Estate cars were once the Swedish firm’s forte, but is that still the case?

Last month I put the new Mercedes-Benz E-class estate through its paces on this page, and now it’s time to do the same with the car whose ancestral home has now been taken over by that Benz. 

Remember the Volvo estates of our youths? Vast, hulking beasts that seemed to offer no limit to the amount of children, pets, luggage, white goods and everyday detritus they could swallow. But Volvo abandoned that territory 20 years ago in an attempt to define its brand as something young, hip and cool.

It’s still trying. For an estate, this new V90 is a very cool-looking car indeed. Far better looking than any German rival, all it had, will be restored.

The cabin looks more promising still.
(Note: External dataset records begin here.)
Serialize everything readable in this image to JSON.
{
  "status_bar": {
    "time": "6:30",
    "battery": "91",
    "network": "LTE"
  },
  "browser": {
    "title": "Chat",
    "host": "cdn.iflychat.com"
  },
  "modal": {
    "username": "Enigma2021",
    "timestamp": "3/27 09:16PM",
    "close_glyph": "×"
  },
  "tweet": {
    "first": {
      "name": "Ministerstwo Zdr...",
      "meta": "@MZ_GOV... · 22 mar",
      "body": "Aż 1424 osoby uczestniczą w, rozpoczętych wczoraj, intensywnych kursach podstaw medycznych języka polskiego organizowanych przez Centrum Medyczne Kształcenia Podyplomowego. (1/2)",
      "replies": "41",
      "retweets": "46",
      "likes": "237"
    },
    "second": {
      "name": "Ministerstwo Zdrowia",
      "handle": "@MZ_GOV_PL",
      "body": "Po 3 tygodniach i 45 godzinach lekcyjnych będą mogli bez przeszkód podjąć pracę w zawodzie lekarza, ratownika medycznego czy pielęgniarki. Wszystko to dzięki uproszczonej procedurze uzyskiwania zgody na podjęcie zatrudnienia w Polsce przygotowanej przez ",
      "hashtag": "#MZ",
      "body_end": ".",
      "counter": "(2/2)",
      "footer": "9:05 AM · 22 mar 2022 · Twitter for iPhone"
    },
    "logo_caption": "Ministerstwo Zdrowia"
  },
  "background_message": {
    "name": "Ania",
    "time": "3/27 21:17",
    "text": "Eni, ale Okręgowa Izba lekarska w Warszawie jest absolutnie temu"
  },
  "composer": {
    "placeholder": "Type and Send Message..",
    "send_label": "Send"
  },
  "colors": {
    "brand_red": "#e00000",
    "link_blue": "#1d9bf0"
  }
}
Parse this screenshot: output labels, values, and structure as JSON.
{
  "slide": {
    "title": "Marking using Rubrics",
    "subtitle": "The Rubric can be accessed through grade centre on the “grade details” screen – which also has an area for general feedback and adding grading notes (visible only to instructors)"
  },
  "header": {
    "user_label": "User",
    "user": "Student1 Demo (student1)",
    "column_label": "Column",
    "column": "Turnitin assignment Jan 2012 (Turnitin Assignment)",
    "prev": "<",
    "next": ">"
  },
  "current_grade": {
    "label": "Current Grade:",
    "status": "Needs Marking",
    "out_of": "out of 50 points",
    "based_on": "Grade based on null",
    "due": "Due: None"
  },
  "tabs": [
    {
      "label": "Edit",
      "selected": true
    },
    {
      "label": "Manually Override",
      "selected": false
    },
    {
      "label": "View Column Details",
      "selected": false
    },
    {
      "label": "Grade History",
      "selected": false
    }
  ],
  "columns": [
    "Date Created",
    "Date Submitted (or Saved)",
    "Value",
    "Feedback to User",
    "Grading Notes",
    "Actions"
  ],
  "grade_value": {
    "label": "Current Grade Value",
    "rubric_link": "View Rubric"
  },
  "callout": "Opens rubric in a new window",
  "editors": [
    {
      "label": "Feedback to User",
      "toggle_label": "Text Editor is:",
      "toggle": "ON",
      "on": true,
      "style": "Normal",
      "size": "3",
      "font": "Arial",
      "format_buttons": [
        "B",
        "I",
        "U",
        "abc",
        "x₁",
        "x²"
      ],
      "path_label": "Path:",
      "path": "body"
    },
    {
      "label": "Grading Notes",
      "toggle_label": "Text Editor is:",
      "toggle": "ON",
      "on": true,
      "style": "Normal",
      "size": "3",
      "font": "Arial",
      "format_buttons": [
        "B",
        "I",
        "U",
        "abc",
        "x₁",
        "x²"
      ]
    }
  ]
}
Its interior design is clean and considered, and manages to use traditional materials like wood and leather in ways that appear modern yet not in the least contrived. There’s a vast standard central touchscreen with pages you can swipe with a swish of a finger.

Fire it up and ease away and there’s more good news still: the 2-litre diesel engine is smooth and quiet, the ride generously absorbent. If first impressions count – and they do – it would be hard to imagine how the V90 could be more promising.

But second and third impressions count too. And these reveal a car already far off the pace now established by Mercedes. It might matter little that it’s less accelerative and has a lower top speed. You might even happily wear its poorer fuel consumption and greater CO2 emissions. What might be harder for traditional Volvo customers to stomach is that it seems scarcely any quicker than the ancient V70 it replaces and actually uses more fuel too. Still not bothered? Then how to do you feel about the fact that its boot is smaller than the V70’s and its maximum carrying capacity dwarfed not just by the monster Mercedes, but the Audi A6 and BMW 5-series estates too, both of which are not far off replacement. Indeed, would you be surprised to learn that a common-or-garden VW Golf estate carries more, seats up or down, than this Volvo?

In reality, I quite liked the V90 estate. It’s a pleasure to sit in and operate and the fact it has nothing to offer the driver should be seen in the context of the kind of car it is trying to be.

I find the fact it has nothing to offer someone looking for a truly effective estate car far more troubling. I just don’t believe that giving a decent-sized boot would have robbed it of its looks or character or that there is insufficient demand for a Volvo estate that’s traditional in its configuration but state of the art in its engineering. As it stands I wonder if, in the face of such capable German opposition, this undeniably good car is actually good enough.